*** EXTRACTED RECORDS Section Begins ***

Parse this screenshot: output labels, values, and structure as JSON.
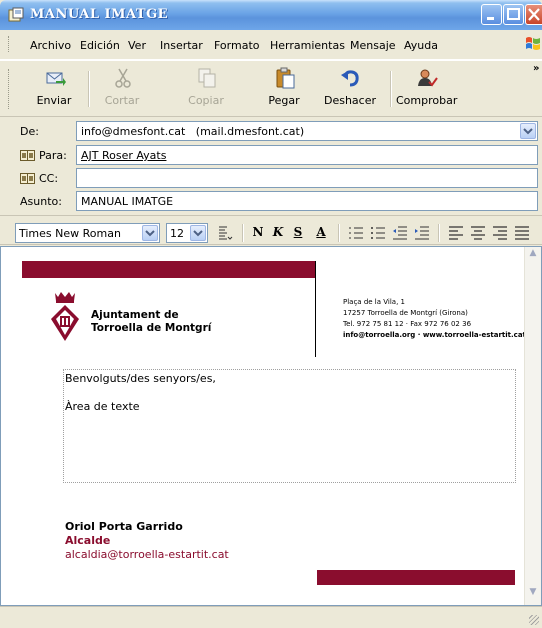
{
  "window": {
    "title": "MANUAL IMATGE"
  },
  "menu": [
    "Archivo",
    "Edición",
    "Ver",
    "Insertar",
    "Formato",
    "Herramientas",
    "Mensaje",
    "Ayuda"
  ],
  "toolbar": {
    "send": "Enviar",
    "cut": "Cortar",
    "copy": "Copiar",
    "paste": "Pegar",
    "undo": "Deshacer",
    "check": "Comprobar"
  },
  "header": {
    "from_label": "De:",
    "from_value": "info@dmesfont.cat   (mail.dmesfont.cat)",
    "to_label": "Para:",
    "to_value": "AJT Roser Ayats",
    "cc_label": "CC:",
    "cc_value": "",
    "subject_label": "Asunto:",
    "subject_value": "MANUAL IMATGE"
  },
  "format": {
    "font": "Times New Roman",
    "size": "12",
    "bold": "N",
    "italic": "K",
    "underline": "S",
    "color": "A"
  },
  "letter": {
    "org_line1": "Ajuntament de",
    "org_line2": "Torroella de Montgrí",
    "addr_line1": "Plaça de la Vila, 1",
    "addr_line2": "17257 Torroella de Montgrí (Girona)",
    "addr_line3": "Tel. 972 75 81 12 · Fax 972 76 02 36",
    "addr_line4": "info@torroella.org · www.torroella-estartit.cat",
    "greeting": "Benvolguts/des senyors/es,",
    "area": "Àrea de texte",
    "sig_name": "Oriol Porta Garrido",
    "sig_role": "Alcalde",
    "sig_mail": "alcaldia@torroella-estartit.cat"
  },
  "colors": {
    "accent": "#8a0d2e",
    "titlebar": "#5b93dc"
  }
}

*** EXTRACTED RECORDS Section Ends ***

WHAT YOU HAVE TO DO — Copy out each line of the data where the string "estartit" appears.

ANSWER BOX —
    "addr_line4": "info@torroella.org · www.torroella-estartit.cat",
    "sig_mail": "alcaldia@torroella-estartit.cat"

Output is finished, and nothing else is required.